** Opening DATA PROVIDED block **
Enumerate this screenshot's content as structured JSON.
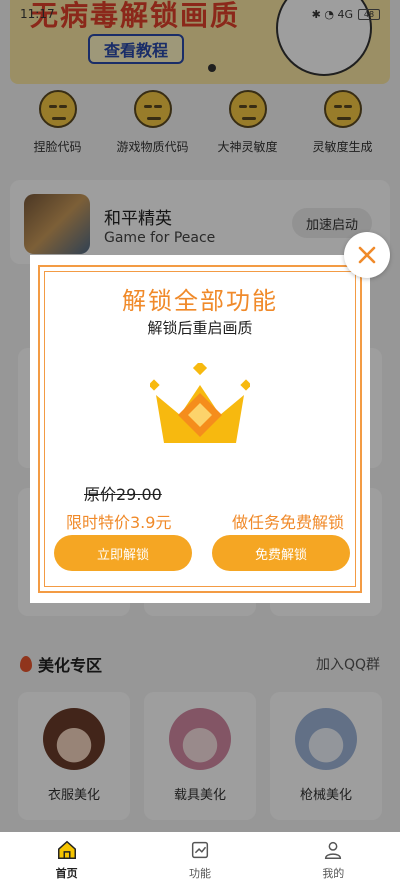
{
  "status": {
    "time": "11:17",
    "icons_text": "✱ ◔ 4G",
    "battery": "48"
  },
  "banner": {
    "title": "无病毒解锁画质",
    "button_label": "查看教程"
  },
  "quick_actions": [
    {
      "label": "捏脸代码",
      "icon": "smirk-face-icon"
    },
    {
      "label": "游戏物质代码",
      "icon": "neutral-face-icon"
    },
    {
      "label": "大神灵敏度",
      "icon": "grin-face-icon"
    },
    {
      "label": "灵敏度生成",
      "icon": "rolling-eyes-face-icon"
    }
  ],
  "game": {
    "name": "和平精英",
    "subtitle": "Game for Peace",
    "accelerate_label": "加速启动"
  },
  "beauty_section": {
    "title": "美化专区",
    "link": "加入QQ群",
    "items": [
      {
        "label": "衣服美化"
      },
      {
        "label": "载具美化"
      },
      {
        "label": "枪械美化"
      }
    ]
  },
  "tabs": [
    {
      "label": "首页",
      "active": true
    },
    {
      "label": "功能",
      "active": false
    },
    {
      "label": "我的",
      "active": false
    }
  ],
  "modal": {
    "title": "解锁全部功能",
    "subtitle": "解锁后重启画质",
    "original_price": "原价29.00",
    "promo_price": "限时特价3.9元",
    "task_text": "做任务免费解锁",
    "buy_button": "立即解锁",
    "free_button": "免费解锁"
  },
  "colors": {
    "accent": "#f08a2a",
    "button": "#f5a623",
    "banner": "#fbe7a4"
  }
}
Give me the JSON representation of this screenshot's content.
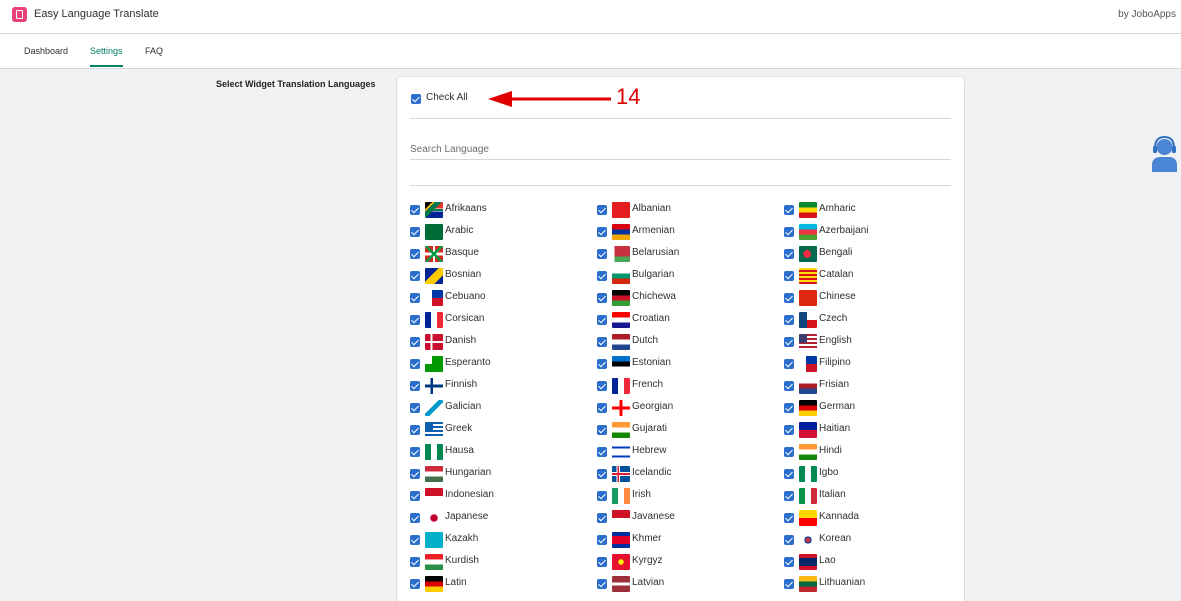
{
  "app": {
    "title": "Easy Language Translate",
    "brand": "by JoboApps"
  },
  "nav": {
    "tabs": [
      {
        "label": "Dashboard"
      },
      {
        "label": "Settings"
      },
      {
        "label": "FAQ"
      }
    ]
  },
  "section": {
    "label": "Select Widget Translation Languages"
  },
  "widget": {
    "check_all_label": "Check All",
    "search_placeholder": "Search Language",
    "search_value": ""
  },
  "annotation": {
    "number": "14",
    "color": "#e00000"
  },
  "colors": {
    "accent": "#008060",
    "checkbox": "#2c6ecb"
  },
  "languages": [
    {
      "name": "Afrikaans",
      "checked": true
    },
    {
      "name": "Albanian",
      "checked": true
    },
    {
      "name": "Amharic",
      "checked": true
    },
    {
      "name": "Arabic",
      "checked": true
    },
    {
      "name": "Armenian",
      "checked": true
    },
    {
      "name": "Azerbaijani",
      "checked": true
    },
    {
      "name": "Basque",
      "checked": true
    },
    {
      "name": "Belarusian",
      "checked": true
    },
    {
      "name": "Bengali",
      "checked": true
    },
    {
      "name": "Bosnian",
      "checked": true
    },
    {
      "name": "Bulgarian",
      "checked": true
    },
    {
      "name": "Catalan",
      "checked": true
    },
    {
      "name": "Cebuano",
      "checked": true
    },
    {
      "name": "Chichewa",
      "checked": true
    },
    {
      "name": "Chinese",
      "checked": true
    },
    {
      "name": "Corsican",
      "checked": true
    },
    {
      "name": "Croatian",
      "checked": true
    },
    {
      "name": "Czech",
      "checked": true
    },
    {
      "name": "Danish",
      "checked": true
    },
    {
      "name": "Dutch",
      "checked": true
    },
    {
      "name": "English",
      "checked": true
    },
    {
      "name": "Esperanto",
      "checked": true
    },
    {
      "name": "Estonian",
      "checked": true
    },
    {
      "name": "Filipino",
      "checked": true
    },
    {
      "name": "Finnish",
      "checked": true
    },
    {
      "name": "French",
      "checked": true
    },
    {
      "name": "Frisian",
      "checked": true
    },
    {
      "name": "Galician",
      "checked": true
    },
    {
      "name": "Georgian",
      "checked": true
    },
    {
      "name": "German",
      "checked": true
    },
    {
      "name": "Greek",
      "checked": true
    },
    {
      "name": "Gujarati",
      "checked": true
    },
    {
      "name": "Haitian",
      "checked": true
    },
    {
      "name": "Hausa",
      "checked": true
    },
    {
      "name": "Hebrew",
      "checked": true
    },
    {
      "name": "Hindi",
      "checked": true
    },
    {
      "name": "Hungarian",
      "checked": true
    },
    {
      "name": "Icelandic",
      "checked": true
    },
    {
      "name": "Igbo",
      "checked": true
    },
    {
      "name": "Indonesian",
      "checked": true
    },
    {
      "name": "Irish",
      "checked": true
    },
    {
      "name": "Italian",
      "checked": true
    },
    {
      "name": "Japanese",
      "checked": true
    },
    {
      "name": "Javanese",
      "checked": true
    },
    {
      "name": "Kannada",
      "checked": true
    },
    {
      "name": "Kazakh",
      "checked": true
    },
    {
      "name": "Khmer",
      "checked": true
    },
    {
      "name": "Korean",
      "checked": true
    },
    {
      "name": "Kurdish",
      "checked": true
    },
    {
      "name": "Kyrgyz",
      "checked": true
    },
    {
      "name": "Lao",
      "checked": true
    },
    {
      "name": "Latin",
      "checked": true
    },
    {
      "name": "Latvian",
      "checked": true
    },
    {
      "name": "Lithuanian",
      "checked": true
    }
  ]
}
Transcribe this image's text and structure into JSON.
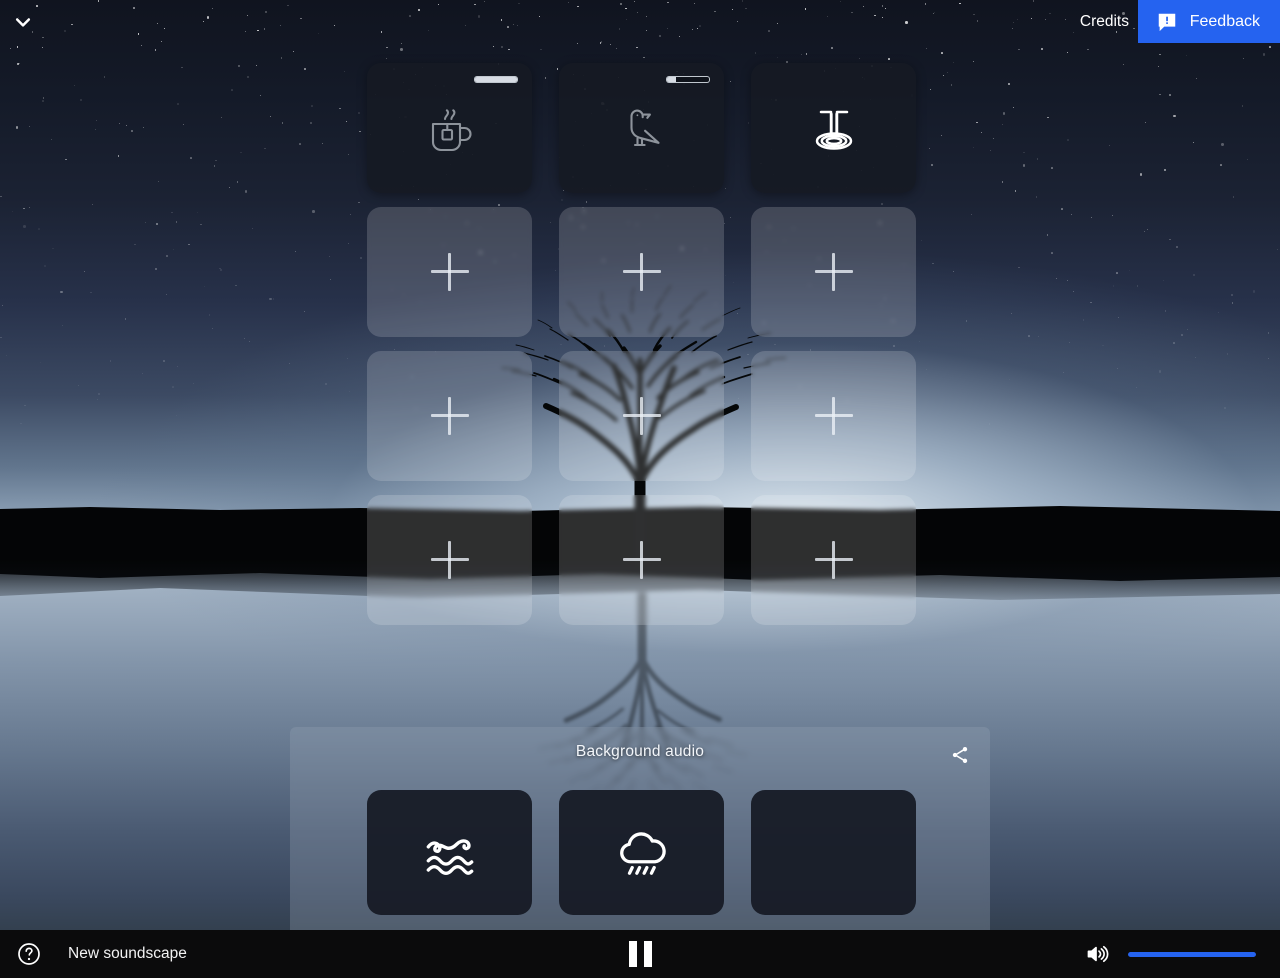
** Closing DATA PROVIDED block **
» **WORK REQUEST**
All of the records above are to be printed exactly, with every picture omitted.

» **EXERCISE SOLUTION**
Enumerate this screenshot's content as structured JSON.
{
  "status": {
    "time": "11:17",
    "icons_text": "✱ ◔ 4G",
    "battery": "48"
  },
  "banner": {
    "title": "无病毒解锁画质",
    "button_label": "查看教程"
  },
  "quick_actions": [
    {
      "label": "捏脸代码",
      "icon": "smirk-face-icon"
    },
    {
      "label": "游戏物质代码",
      "icon": "neutral-face-icon"
    },
    {
      "label": "大神灵敏度",
      "icon": "grin-face-icon"
    },
    {
      "label": "灵敏度生成",
      "icon": "rolling-eyes-face-icon"
    }
  ],
  "game": {
    "name": "和平精英",
    "subtitle": "Game for Peace",
    "accelerate_label": "加速启动"
  },
  "beauty_section": {
    "title": "美化专区",
    "link": "加入QQ群",
    "items": [
      {
        "label": "衣服美化"
      },
      {
        "label": "载具美化"
      },
      {
        "label": "枪械美化"
      }
    ]
  },
  "tabs": [
    {
      "label": "首页",
      "active": true
    },
    {
      "label": "功能",
      "active": false
    },
    {
      "label": "我的",
      "active": false
    }
  ],
  "modal": {
    "title": "解锁全部功能",
    "subtitle": "解锁后重启画质",
    "original_price": "原价29.00",
    "promo_price": "限时特价3.9元",
    "task_text": "做任务免费解锁",
    "buy_button": "立即解锁",
    "free_button": "免费解锁"
  },
  "colors": {
    "accent": "#f08a2a",
    "button": "#f5a623",
    "banner": "#fbe7a4"
  }
}
Give me the JSON representation of this screenshot's content.
{
  "app": {
    "title": "Easy Language Translate",
    "brand": "by JoboApps"
  },
  "nav": {
    "tabs": [
      {
        "label": "Dashboard"
      },
      {
        "label": "Settings"
      },
      {
        "label": "FAQ"
      }
    ]
  },
  "section": {
    "label": "Select Widget Translation Languages"
  },
  "widget": {
    "check_all_label": "Check All",
    "search_placeholder": "Search Language",
    "search_value": ""
  },
  "annotation": {
    "number": "14",
    "color": "#e00000"
  },
  "colors": {
    "accent": "#008060",
    "checkbox": "#2c6ecb"
  },
  "languages": [
    {
      "name": "Afrikaans",
      "checked": true
    },
    {
      "name": "Albanian",
      "checked": true
    },
    {
      "name": "Amharic",
      "checked": true
    },
    {
      "name": "Arabic",
      "checked": true
    },
    {
      "name": "Armenian",
      "checked": true
    },
    {
      "name": "Azerbaijani",
      "checked": true
    },
    {
      "name": "Basque",
      "checked": true
    },
    {
      "name": "Belarusian",
      "checked": true
    },
    {
      "name": "Bengali",
      "checked": true
    },
    {
      "name": "Bosnian",
      "checked": true
    },
    {
      "name": "Bulgarian",
      "checked": true
    },
    {
      "name": "Catalan",
      "checked": true
    },
    {
      "name": "Cebuano",
      "checked": true
    },
    {
      "name": "Chichewa",
      "checked": true
    },
    {
      "name": "Chinese",
      "checked": true
    },
    {
      "name": "Corsican",
      "checked": true
    },
    {
      "name": "Croatian",
      "checked": true
    },
    {
      "name": "Czech",
      "checked": true
    },
    {
      "name": "Danish",
      "checked": true
    },
    {
      "name": "Dutch",
      "checked": true
    },
    {
      "name": "English",
      "checked": true
    },
    {
      "name": "Esperanto",
      "checked": true
    },
    {
      "name": "Estonian",
      "checked": true
    },
    {
      "name": "Filipino",
      "checked": true
    },
    {
      "name": "Finnish",
      "checked": true
    },
    {
      "name": "French",
      "checked": true
    },
    {
      "name": "Frisian",
      "checked": true
    },
    {
      "name": "Galician",
      "checked": true
    },
    {
      "name": "Georgian",
      "checked": true
    },
    {
      "name": "German",
      "checked": true
    },
    {
      "name": "Greek",
      "checked": true
    },
    {
      "name": "Gujarati",
      "checked": true
    },
    {
      "name": "Haitian",
      "checked": true
    },
    {
      "name": "Hausa",
      "checked": true
    },
    {
      "name": "Hebrew",
      "checked": true
    },
    {
      "name": "Hindi",
      "checked": true
    },
    {
      "name": "Hungarian",
      "checked": true
    },
    {
      "name": "Icelandic",
      "checked": true
    },
    {
      "name": "Igbo",
      "checked": true
    },
    {
      "name": "Indonesian",
      "checked": true
    },
    {
      "name": "Irish",
      "checked": true
    },
    {
      "name": "Italian",
      "checked": true
    },
    {
      "name": "Japanese",
      "checked": true
    },
    {
      "name": "Javanese",
      "checked": true
    },
    {
      "name": "Kannada",
      "checked": true
    },
    {
      "name": "Kazakh",
      "checked": true
    },
    {
      "name": "Khmer",
      "checked": true
    },
    {
      "name": "Korean",
      "checked": true
    },
    {
      "name": "Kurdish",
      "checked": true
    },
    {
      "name": "Kyrgyz",
      "checked": true
    },
    {
      "name": "Lao",
      "checked": true
    },
    {
      "name": "Latin",
      "checked": true
    },
    {
      "name": "Latvian",
      "checked": true
    },
    {
      "name": "Lithuanian",
      "checked": true
    }
  ]
}
Transcribe this image's text and structure into JSON.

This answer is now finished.